Superintendent James Wilcox wrote in a column for the Longview Voice, the school district’s newspaper, that the district is “waiting for word from the TEA about district-wide charters, but if everything goes through, it could prove to be an amazing opportunity for all of our campuses to excel.”
Craig Coleman, chief innovation officer for the district, said turning all schools into charter campuses is being explored by the district and school board, and no action has been taken with the Texas Education Agency.
“All of it comes down to student achievement,” he said. “(The board) wants to provide schools that will be quality schools for students that will offer them opportunities in different avenues, whatever avenues they choose, and that will provide them with the best education that they can get so they can leave here prepared and ready.”
Some of the benefits of becoming a charter campus are district-wide International Baccalaureate training, a new Career Technology Education program that meets IB standards, expanding programs such as the East Texas Advanced Manufacturing Academy, Montessori and advancing STEAM (science, technology, engineering, art and mathematics) education, Coleman said.
He added that a district-wide charter system would bring additional state funding.
It is unclear if East Texas Advanced Academies would run all the campuses, Coleman said, adding that the district would seek proposals to evaluate the best fit.
The ETAA board is appointed, unlike elected trustees on the Longview ISD board. Coleman said the boards running the charter campuses would be evaluated by the district’s school board.
And even though the non-elected boards would make decisions with taxpayer funds, Coleman said the elected school board still would have control.
The town hall meetings to discuss the district-wide charter plan are set 6 to 7:15 p.m. on four evenings: Sept. 23 at East Texas Advanced Manufacturing Academy; Oct. 1 at Forest Park Magnet School; Oct. 8 at Judson STEAM Academy; and Nov. 5 at Longview High School.

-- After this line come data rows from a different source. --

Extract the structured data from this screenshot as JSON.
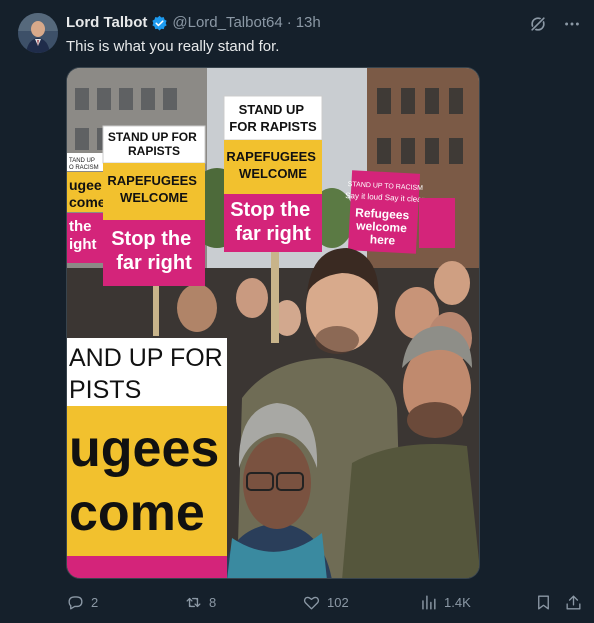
{
  "tweet": {
    "author_name": "Lord Talbot",
    "handle": "@Lord_Talbot64",
    "separator": "·",
    "time": "13h",
    "text": "This is what you really stand for."
  },
  "signs": {
    "left_partial_1": "TAND UP",
    "left_partial_2": "O RACISM",
    "left_partial_3": "ugee",
    "left_partial_4": "come",
    "left_partial_5": "the",
    "left_partial_6": "ight",
    "sign1_top": "STAND UP FOR RAPISTS",
    "sign1_mid": "RAPEFUGEES WELCOME",
    "sign1_bottom": "Stop the far right",
    "sign2_top": "STAND UP FOR RAPISTS",
    "sign2_mid": "RAPEFUGEES WELCOME",
    "sign2_bottom": "Stop the far right",
    "sign3_top": "STAND UP TO RACISM",
    "sign3_mid": "Say it loud Say it clear",
    "sign3_bottom": "Refugees welcome here",
    "big_top_1": "AND UP FOR",
    "big_top_2": "PISTS",
    "big_mid_1": "ugees",
    "big_mid_2": "come"
  },
  "actions": {
    "reply_count": "2",
    "retweet_count": "8",
    "like_count": "102",
    "views_count": "1.4K"
  },
  "colors": {
    "background": "#15202b",
    "text_primary": "#e7e9ea",
    "text_secondary": "#8b98a5",
    "verified_blue": "#1d9bf0",
    "sign_yellow": "#f2c12e",
    "sign_pink": "#d4247a"
  },
  "icons": {
    "verified": "verified-badge-icon",
    "grok": "grok-icon",
    "more": "more-icon",
    "reply": "reply-icon",
    "retweet": "retweet-icon",
    "like": "heart-icon",
    "views": "views-icon",
    "bookmark": "bookmark-icon",
    "share": "share-icon"
  }
}
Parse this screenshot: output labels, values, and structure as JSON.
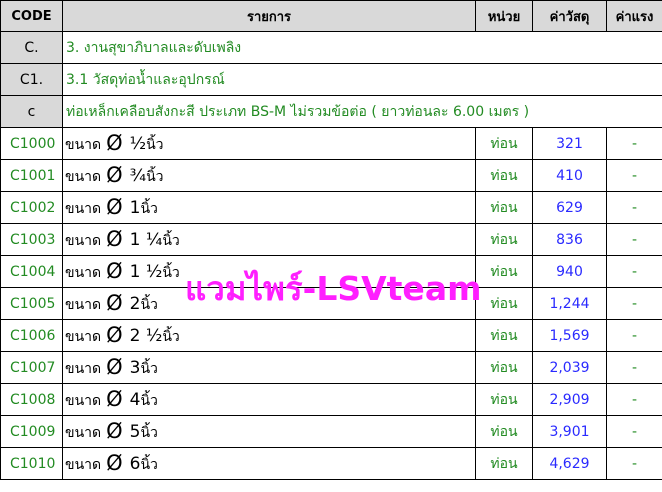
{
  "headers": {
    "code": "CODE",
    "item": "รายการ",
    "unit": "หน่วย",
    "material_cost": "ค่าวัสดุ",
    "labor_cost": "ค่าแรง"
  },
  "sections": [
    {
      "code": "C.",
      "title": "3. งานสุขาภิบาลและดับเพลิง"
    },
    {
      "code": "C1.",
      "title": "3.1 วัสดุท่อน้ำและอุปกรณ์"
    },
    {
      "code": "c",
      "title": "ท่อเหล็กเคลือบสังกะสี ประเภท BS-M ไม่รวมข้อต่อ  ( ยาวท่อนละ 6.00 เมตร )"
    }
  ],
  "items": [
    {
      "code": "C1000",
      "prefix": "ขนาด",
      "symbol": "Ø",
      "size": "½",
      "suffix": "นิ้ว",
      "unit": "ท่อน",
      "material": "321",
      "labor": "-"
    },
    {
      "code": "C1001",
      "prefix": "ขนาด",
      "symbol": "Ø",
      "size": "¾",
      "suffix": "นิ้ว",
      "unit": "ท่อน",
      "material": "410",
      "labor": "-"
    },
    {
      "code": "C1002",
      "prefix": "ขนาด",
      "symbol": "Ø",
      "size": "1",
      "suffix": "นิ้ว",
      "unit": "ท่อน",
      "material": "629",
      "labor": "-"
    },
    {
      "code": "C1003",
      "prefix": "ขนาด",
      "symbol": "Ø",
      "size": "1 ¼",
      "suffix": "นิ้ว",
      "unit": "ท่อน",
      "material": "836",
      "labor": "-"
    },
    {
      "code": "C1004",
      "prefix": "ขนาด",
      "symbol": "Ø",
      "size": "1 ½",
      "suffix": "นิ้ว",
      "unit": "ท่อน",
      "material": "940",
      "labor": "-"
    },
    {
      "code": "C1005",
      "prefix": "ขนาด",
      "symbol": "Ø",
      "size": "2",
      "suffix": "นิ้ว",
      "unit": "ท่อน",
      "material": "1,244",
      "labor": "-"
    },
    {
      "code": "C1006",
      "prefix": "ขนาด",
      "symbol": "Ø",
      "size": "2 ½",
      "suffix": "นิ้ว",
      "unit": "ท่อน",
      "material": "1,569",
      "labor": "-"
    },
    {
      "code": "C1007",
      "prefix": "ขนาด",
      "symbol": "Ø",
      "size": "3",
      "suffix": "นิ้ว",
      "unit": "ท่อน",
      "material": "2,039",
      "labor": "-"
    },
    {
      "code": "C1008",
      "prefix": "ขนาด",
      "symbol": "Ø",
      "size": "4",
      "suffix": "นิ้ว",
      "unit": "ท่อน",
      "material": "2,909",
      "labor": "-"
    },
    {
      "code": "C1009",
      "prefix": "ขนาด",
      "symbol": "Ø",
      "size": "5",
      "suffix": "นิ้ว",
      "unit": "ท่อน",
      "material": "3,901",
      "labor": "-"
    },
    {
      "code": "C1010",
      "prefix": "ขนาด",
      "symbol": "Ø",
      "size": "6",
      "suffix": "นิ้ว",
      "unit": "ท่อน",
      "material": "4,629",
      "labor": "-"
    }
  ],
  "watermark": "แวมไพร์-LSVteam",
  "colors": {
    "header_bg": "#d9d9d9",
    "code_green": "#228b22",
    "price_blue": "#2a2aff",
    "watermark_magenta": "#ff1fff"
  }
}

“The town halls are an opportunity for us to hear what does our community want, what does a great school look like for a community and how can being a charter school district provide more opportunity for what our community wants,” Northcutt said. “That includes teachers, parents, taxpayers. It’s an opportunity for us to listen to what our community wants, and it’s also an opportunity for us to explain what this charter status is.”

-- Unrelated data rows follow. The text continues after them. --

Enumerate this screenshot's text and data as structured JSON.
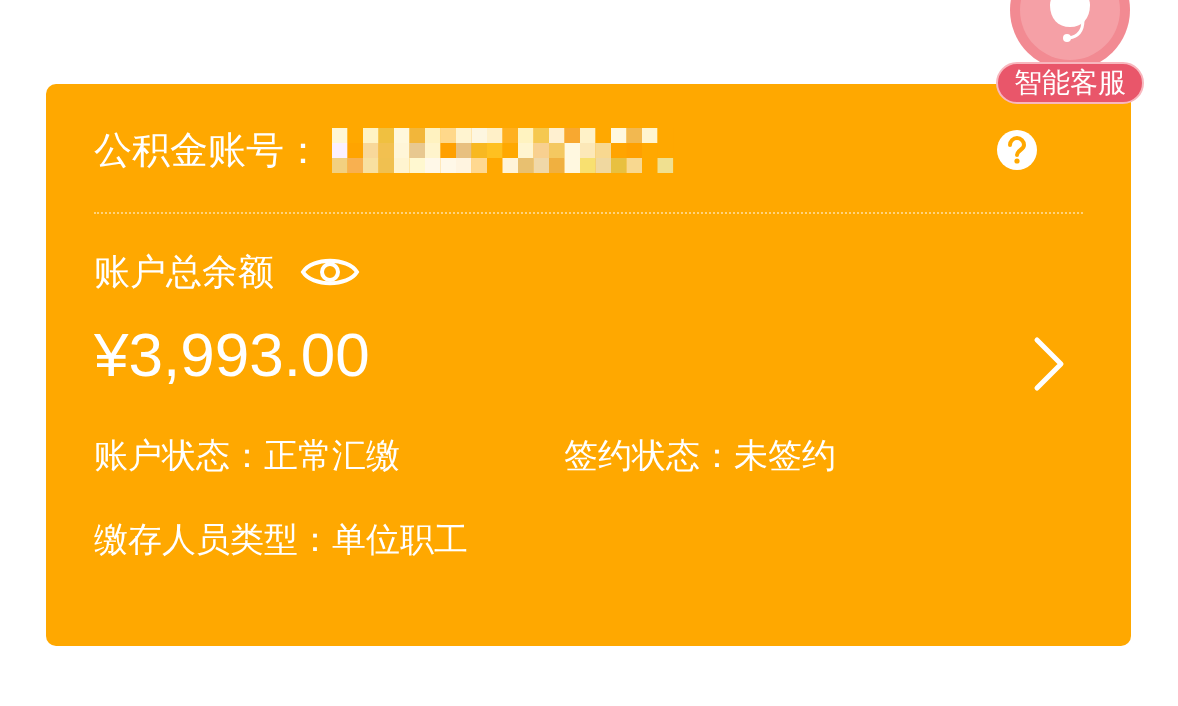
{
  "service_badge": {
    "label": "智能客服"
  },
  "account": {
    "label": "公积金账号："
  },
  "balance": {
    "label": "账户总余额",
    "amount": "¥3,993.00"
  },
  "details": [
    {
      "label": "账户状态：",
      "value": "正常汇缴"
    },
    {
      "label": "签约状态：",
      "value": "未签约"
    },
    {
      "label": "缴存人员类型：",
      "value": "单位职工"
    }
  ]
}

Coleman said a district-wide charter system would provide “some different opportunities for our kids.”
“We have some campuses now that are focusing on engineering. We have some campuses that are focusing on health services,” he said. “Just based upon what the board finds through their assessment of the community and everything else, they would be able to say these are our needs, these are our wants, we can specialize in some different areas.”